New Gene Score May Show an Early Warning for Alzheimer's

A set of gene of genes or "gene signature" may predict the onset of Alzheimer's disease and other disease of older age years in advance, report researchers in the September 6 online issue of Genome Biology.

A set of genes or “gene signature” may predict the onset of Alzheimer’s disease and other disease of older age years in advance, report researchers in the September 6 online issue of Genome Biology.

The researchers defined a set of genes associated with healthy aging by analyzing the RNA from muscle, skin, and brain tissue of healthy 65-year-old subjects. Using this information, they developed a signature of 150 RNA genes that were indicative of healthy aging.

“Our objective was to discover a pattern of RNA expression that could be reliably used as a biomarker for ‘health status’ in older subjects — one that differed substantially in terms of ability to stratify health, and one that was more informative than chronological age,” the authors wrote.

Using the RNA signature, the team developed a “healthy age gene score.” When they tested and compared the RNA profiles in young and older healthy individuals, they found that a higher score was associated with better health in both men and women.

In particular, patients with Alzheimer’s disease had an altered “healthy aging” RNA signature in their blood, that lead to a lower gene score. This finding suggests there is a significant association between the different RNA signature and Alzheimer’s.

“We use birth year, or chronological age, to judge everything from insurance premiums to whether you get a medical procedure or not. Most people accept that all 60 year olds are not the same, but there has been no reliable test for underlying ‘biological age,’” said senior author, James Timmons [DEGREE] of King’s College in London, in a news release.
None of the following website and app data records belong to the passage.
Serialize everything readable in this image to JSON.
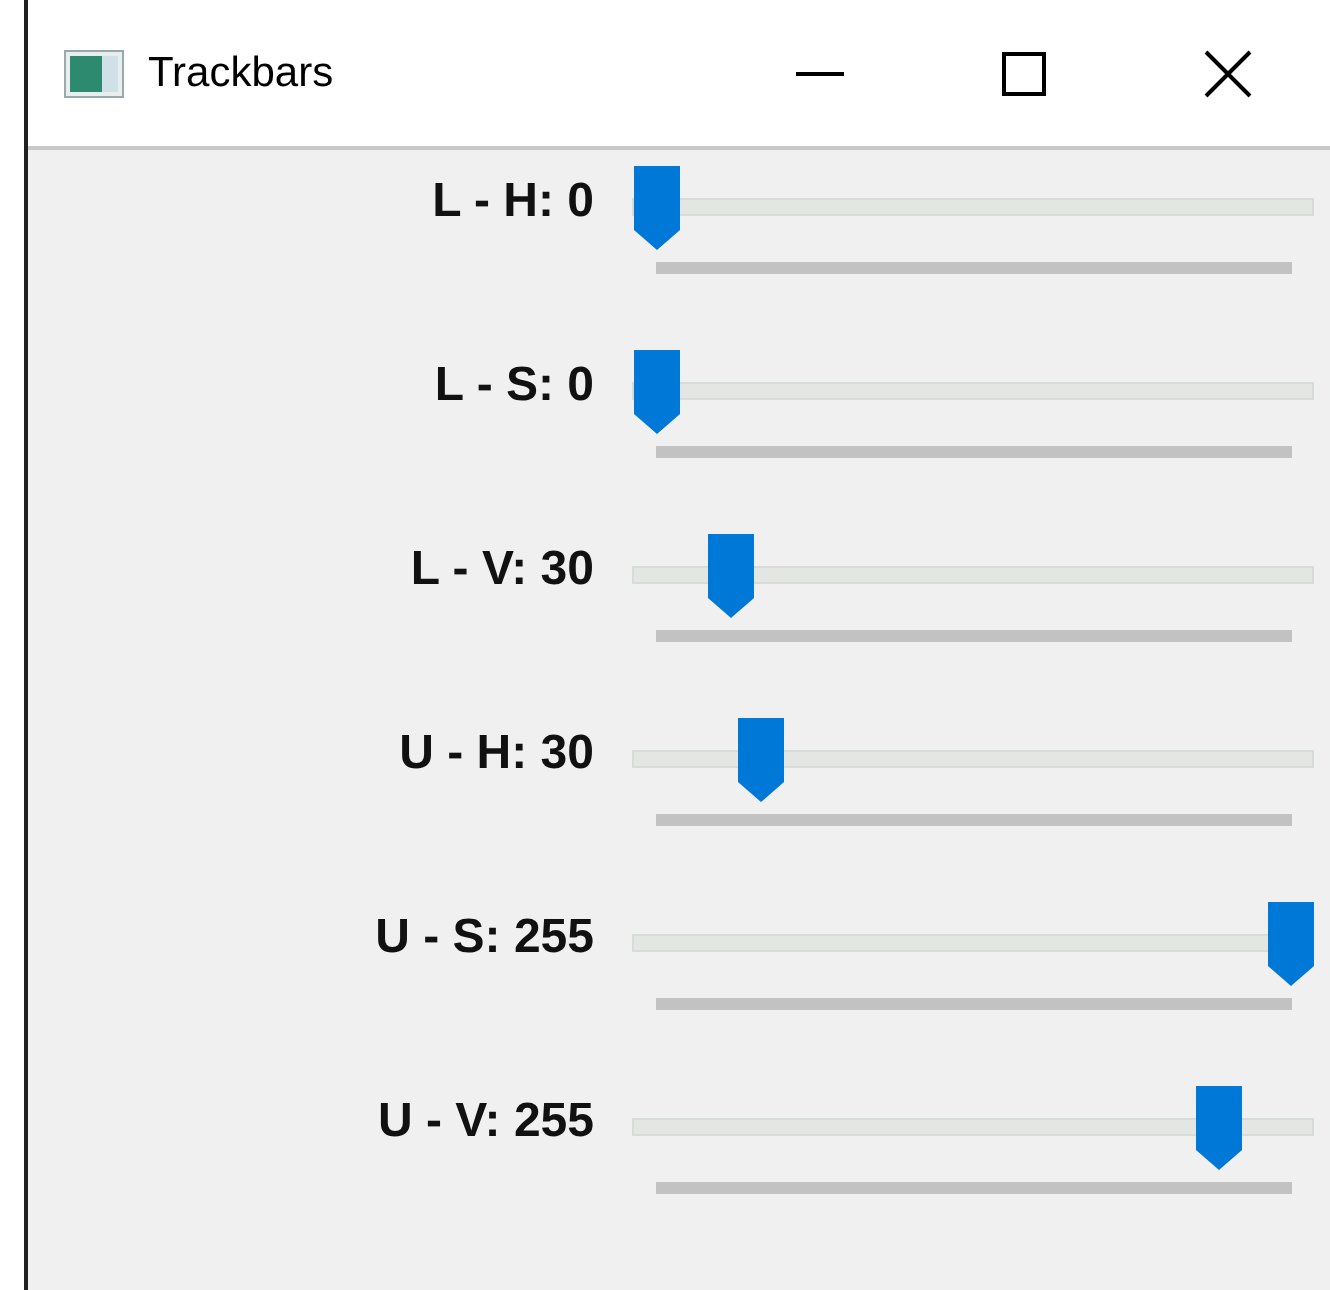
{
  "window": {
    "title": "Trackbars"
  },
  "trackbars": [
    {
      "label": "L - H: 0",
      "level": 0
    },
    {
      "label": "L - S: 0",
      "level": 0
    },
    {
      "label": "L - V: 30",
      "level": 0.117
    },
    {
      "label": "U - H: 30",
      "level": 0.164
    },
    {
      "label": "U - S: 255",
      "level": 1
    },
    {
      "label": "U - V: 255",
      "level": 0.886
    }
  ]
}
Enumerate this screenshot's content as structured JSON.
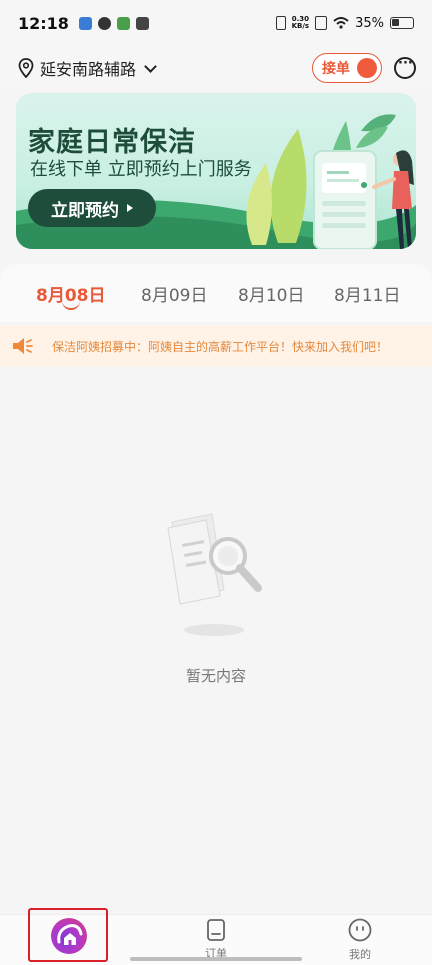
{
  "status_bar": {
    "time": "12:18",
    "net_speed_value": "0.30",
    "net_speed_unit": "KB/s",
    "battery": "35%"
  },
  "header": {
    "location": "延安南路辅路",
    "accept_label": "接单"
  },
  "banner": {
    "title": "家庭日常保洁",
    "subtitle": "在线下单 立即预约上门服务",
    "button_label": "立即预约"
  },
  "dates": [
    "8月08日",
    "8月09日",
    "8月10日",
    "8月11日"
  ],
  "active_date_index": 0,
  "notice": {
    "text": "保洁阿姨招募中：阿姨自主的高薪工作平台！快来加入我们吧！"
  },
  "empty_state": {
    "text": "暂无内容"
  },
  "tabs": [
    {
      "label": "",
      "icon": "home-logo-icon"
    },
    {
      "label": "订单",
      "icon": "order-icon"
    },
    {
      "label": "我的",
      "icon": "profile-icon"
    }
  ],
  "colors": {
    "accent": "#e85a3a",
    "banner_dark": "#1f4d3b",
    "notice_bg": "#fff3e8",
    "notice_text": "#e5883c"
  }
}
This discovery, he said, “should be able to transform the way that ‘age’ is used to make medical decisions.”

Using the healthy age gene score can help doctors identify middle-aged patients who may wish to take part in preventative clinical trials years before the disease symptoms appear.